David,

Thank you for sharing this and past posts. I'd like to preface this with
a, "long time listener, first time caller" type of statement... as I was
only recently (re)added to the list after a multiyear recess.

I didn't take a deep look at the video but with slow down motion, I think
your graduate student will see that there are a variety of gestures that
occur "at the same time" in sync with the conductor (as well as with her
rhythmic needs) - analogue style, right? So in many cases she IS hitting
rhythmic beats for HER notes... Look at the final or most important
"strokes" as David McNeill has termed them. She goes high for intonation
but then fingers or hand will often hit the most important point (rhythmic
point) of the phrase (while arm is extended). This is often coupled with a
"beat" stroke too. Sometimes, she does coordinate with the conductor but
we can't see the final lower stroke because of the limitations of the
camera... Unfortunately, the camera person does not seem too intent in
capturing the entire corporeal manifestation of the singing. What I'm
quite certain about is that during those down hand beat motions, she and
the conductor would be coordinated at their stop within fractions of a
second... We wouldn't be able to tell where they differed unless we break
it down past 1/10 - 1/40 of a second but other data analysis has shown
that they would have looked very coordinated, especially in those downward
strokes.

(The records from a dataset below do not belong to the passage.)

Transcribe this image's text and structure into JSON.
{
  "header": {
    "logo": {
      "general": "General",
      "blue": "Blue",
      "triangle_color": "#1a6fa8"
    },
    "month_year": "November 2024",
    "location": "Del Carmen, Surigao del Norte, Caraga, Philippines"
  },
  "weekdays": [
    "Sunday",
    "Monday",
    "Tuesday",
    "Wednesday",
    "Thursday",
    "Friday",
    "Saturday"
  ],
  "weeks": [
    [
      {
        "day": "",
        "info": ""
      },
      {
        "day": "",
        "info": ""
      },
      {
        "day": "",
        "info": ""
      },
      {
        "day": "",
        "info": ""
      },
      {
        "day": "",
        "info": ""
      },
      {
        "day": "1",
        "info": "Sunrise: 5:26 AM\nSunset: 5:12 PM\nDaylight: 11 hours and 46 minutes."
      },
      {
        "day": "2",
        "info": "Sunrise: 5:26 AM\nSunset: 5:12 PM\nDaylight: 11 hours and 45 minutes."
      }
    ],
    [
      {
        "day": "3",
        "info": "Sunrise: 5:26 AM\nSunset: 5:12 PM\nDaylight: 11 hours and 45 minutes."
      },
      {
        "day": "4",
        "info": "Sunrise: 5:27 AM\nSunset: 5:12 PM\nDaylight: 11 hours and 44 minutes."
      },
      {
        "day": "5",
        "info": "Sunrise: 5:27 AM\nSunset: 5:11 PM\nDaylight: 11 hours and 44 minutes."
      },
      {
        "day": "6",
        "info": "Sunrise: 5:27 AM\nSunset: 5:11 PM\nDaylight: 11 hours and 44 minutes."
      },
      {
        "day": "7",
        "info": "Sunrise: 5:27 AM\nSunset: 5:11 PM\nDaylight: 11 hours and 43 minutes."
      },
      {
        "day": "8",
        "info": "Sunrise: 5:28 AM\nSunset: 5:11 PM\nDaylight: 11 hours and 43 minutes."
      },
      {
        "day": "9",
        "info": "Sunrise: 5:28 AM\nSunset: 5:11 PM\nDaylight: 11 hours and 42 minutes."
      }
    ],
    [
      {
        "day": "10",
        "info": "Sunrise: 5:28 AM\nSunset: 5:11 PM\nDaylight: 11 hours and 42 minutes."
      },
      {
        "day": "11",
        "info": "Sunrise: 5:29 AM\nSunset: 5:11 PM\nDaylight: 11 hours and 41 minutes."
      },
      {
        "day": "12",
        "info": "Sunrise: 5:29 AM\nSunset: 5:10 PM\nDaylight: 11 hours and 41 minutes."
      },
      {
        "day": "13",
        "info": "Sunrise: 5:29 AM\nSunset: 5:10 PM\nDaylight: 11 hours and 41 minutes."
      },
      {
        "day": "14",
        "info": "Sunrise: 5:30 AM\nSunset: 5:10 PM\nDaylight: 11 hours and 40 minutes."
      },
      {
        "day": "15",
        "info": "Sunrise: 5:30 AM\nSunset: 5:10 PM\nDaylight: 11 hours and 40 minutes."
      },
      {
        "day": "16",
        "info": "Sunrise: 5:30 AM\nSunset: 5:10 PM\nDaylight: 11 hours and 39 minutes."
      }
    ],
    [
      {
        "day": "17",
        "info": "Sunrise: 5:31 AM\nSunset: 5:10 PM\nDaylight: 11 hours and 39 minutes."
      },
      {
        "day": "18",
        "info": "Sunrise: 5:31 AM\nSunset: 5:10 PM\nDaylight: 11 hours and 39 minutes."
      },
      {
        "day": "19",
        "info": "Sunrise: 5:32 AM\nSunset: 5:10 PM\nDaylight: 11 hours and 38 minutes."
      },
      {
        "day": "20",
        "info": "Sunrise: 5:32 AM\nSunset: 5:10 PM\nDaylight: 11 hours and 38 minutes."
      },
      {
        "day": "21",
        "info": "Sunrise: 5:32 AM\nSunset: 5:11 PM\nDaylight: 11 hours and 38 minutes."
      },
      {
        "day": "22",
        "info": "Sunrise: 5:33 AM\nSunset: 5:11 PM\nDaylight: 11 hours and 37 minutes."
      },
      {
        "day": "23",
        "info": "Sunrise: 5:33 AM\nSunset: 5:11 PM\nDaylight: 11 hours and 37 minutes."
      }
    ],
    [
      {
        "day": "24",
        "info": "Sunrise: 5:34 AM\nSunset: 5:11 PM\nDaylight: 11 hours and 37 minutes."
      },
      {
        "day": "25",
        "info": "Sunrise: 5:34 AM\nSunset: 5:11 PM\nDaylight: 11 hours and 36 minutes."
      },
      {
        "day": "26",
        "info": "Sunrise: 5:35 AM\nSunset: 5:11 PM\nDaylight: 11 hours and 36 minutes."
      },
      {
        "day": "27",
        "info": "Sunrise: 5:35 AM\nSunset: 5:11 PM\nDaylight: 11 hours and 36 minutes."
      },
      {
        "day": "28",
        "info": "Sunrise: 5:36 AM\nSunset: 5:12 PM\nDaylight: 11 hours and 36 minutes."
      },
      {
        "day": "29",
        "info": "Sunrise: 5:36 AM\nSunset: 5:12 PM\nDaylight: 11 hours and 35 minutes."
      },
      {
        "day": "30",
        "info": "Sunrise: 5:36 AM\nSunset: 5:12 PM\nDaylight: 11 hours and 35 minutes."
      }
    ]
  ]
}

So interestingly, it possible that she may be presenting purpose and
communication for multiple reasons using multiple modalities in an
embodied and prosodic way (intertwined); including melodic and rhythmic
expressions as well as the public/private message ensemble - nothing new
for Vygotsky people :) So her "conflicts" are purposeful as well in
meeting her needs and are interesting to study - as you noted. I agree
with you and your grad. Student's observations of the el. ed. children.

Just some brainstorming - thanks for sharing.

Alex Rosborough
Brigham Young University



On 4/7/14 3:29 PM, "David Kellogg" <dkellogg60@gmail.com> wrote:

> One of my graduate students has been studying the way in which
>children use their hands when they speak English.
>
>We started with the observation that fourth and fifth graders will
>gesture copiously when they speak, but fifth and sixth graders, when
>you ask them to perform a dialogue in front of the class, will come
>out and lock their hands behind their backs, apparently to prevent
>themselves from gesticulating. Sure enough, their delivery is far more
>flat in intonation. When we ask them to unlock their hands, there is a
>notable improvement in intonation.
>
>This morning I was looking at Natalie Dessaye rehearsing the mad scene
>from "Lucia de Lammermoor". She gesticulates a LOT. But you can see
>that her gesticulations are not at all mad--when her voice has to go
>high, she puts her hand way over her head. When she has to go low, she
>places her hand low.
>
>Her "conducting" actually conflicts with that of the conductor,
>because of course it's melodic and not rhythmic. But it's effective;
>it produces that exquisite sense of "bloom" in her high notes. It's
>not exactly what my students are doing, but it's close!
>
>https://www.youtube.com/watch?v=JlVKw3_VXv4
>
>David Kellogg
>Hankuk University of Foreign Studies
>
>
>
> .